Alaska is in the midst of a child care crisis. Since 2019, the state has seen roughly one in five licensed child care facilities close, and researchers estimate that Alaska is losing about $150 million from the economy annually, due to parents missing work to watch their children.
Since the start of summer, a task force convened by Gov. Mike Dunleavy has been looking at ways to fix the state’s child care sector, for both providers and families.
State Health Commissioner Heidi Hedberg leads the task force and says the group is close to finalizing its recommendations after hearing from multiple focus groups and child care providers.
This interview has been lightly edited for length and clarity.
Heidi Hedberg: I think what we’re hearing from providers is they are passionate about serving kids, and they want to serve in a quality environment. And what we hear from parents is that they lack access to that quality childcare. I think part of it is, from a provider’s perspective, it’s around the background check process. There are some barriers within licensing. And then there’s the recruitment and retention of the workforce into that early childhood sector.
Wesley Early: So can you walk through where the task force is at now with recommendations and how these recommendations would help to foster effective child care in Alaska?
HH: Yeah, so the very first focus that we had as a task force was from that provider perspective. What are the things if you want to enter the childcare sector and you want to start a child care center, what do you need? And so starting, going through that licensing process, some of the barriers that we heard was around what type of license should I apply for. So one of the recommendations is providing more technical assistance to potential employers that want to start their own child care sector. We also found that there was a lot of questions on just navigating through that licensing process. There’s a lot of documents that are needed. Background checks, there’s a lot of conversations around background checks. And so some of those recommendations is around moving to electronic LiveScan fingerprinting, a portal to upload those background applications, so that the payment, the application and those electronic LiveScan fingerprints are all submitted at once so that we can decrease the time, the turnaround time.
WE: So it sounds like a lot of these recommendations are focused on child care providers.

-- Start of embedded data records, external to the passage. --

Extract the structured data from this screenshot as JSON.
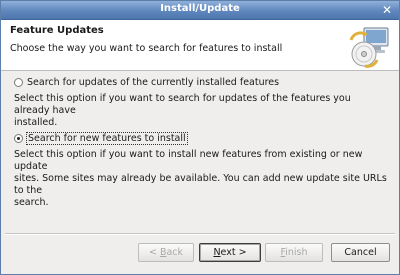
{
  "window": {
    "title": "Install/Update"
  },
  "banner": {
    "title": "Feature Updates",
    "description": "Choose the way you want to search for features to install",
    "icon": "install-wizard-icon"
  },
  "options": [
    {
      "label": "Search for updates of the currently installed features",
      "checked": false,
      "description_lines": [
        "Select this option if you want to search for updates of the features you already have",
        "installed."
      ]
    },
    {
      "label": "Search for new features to install",
      "checked": true,
      "description_lines": [
        "Select this option if you want to install new features from existing or new update",
        "sites. Some sites may already be available. You can add new update site URLs to the",
        "search."
      ]
    }
  ],
  "buttons": {
    "back": {
      "prefix": "< ",
      "mnemonic": "B",
      "rest": "ack",
      "enabled": false
    },
    "next": {
      "mnemonic": "N",
      "rest": "ext >",
      "enabled": true
    },
    "finish": {
      "mnemonic": "F",
      "rest": "inish",
      "enabled": false
    },
    "cancel": {
      "label": "Cancel",
      "enabled": true
    }
  }
}
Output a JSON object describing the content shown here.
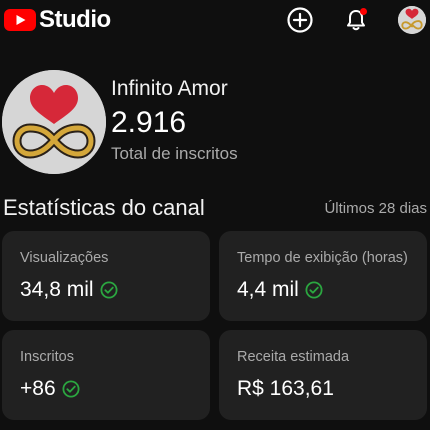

But there are still parents out there who are struggling with high costs and lack of availability. Is the task force looking at addressing those issues?
HH: So the big focus that we have right now, again, as I said, from the providers is the workforce, the licensing, the background checks. We are just finishing up those recommendations. And then we’ll be moving on to the next, sort of, three topic areas, which is looking at access to childcare, the quality of the childcare and then the subsidies. We know that there are many low-income or middle-income families that have more than one child and need child care. And so looking at the subsidies, the methodology around subsidies. One of the things we have a contractor working on is a cost of care. What does it actually cost to operate a childcare center? And what is the appropriate mechanisms for subsidies to sustain access to quality childcare?
WE: And so, what’s the timeline on these recommendations? And who would be in charge of implementing them?
HH: So the first three topics, we are rounding out those recommendations. We’re actually pushing those recommendations out for public comments. And then we’re going to be reconciling the public comments with the task force and making any modifying changes. The “who implements those recommendations?” I think it’s multifactorial. Some of the changes are regulatory, which is something the Department of Health has control over, and we will be working on those regulations. Some of them are large initiatives, specifically around workforce. I think there’s some great recommendations for around workforce. That will be a conversation with the Legislature. I think the governor is very keen on how he can really increase that access to quality childcare, and I know some of the big recommendations around workforce that will be up for consideration by the governor as well.
The governor’s child care task force is accepting written public testimony on the first draft of its recommendations until Nov. 27. Members of the public will also have a chance to call in to comment on recommendations during a virtual meeting on Nov. 29 from 5:30 to 7:30 p.m.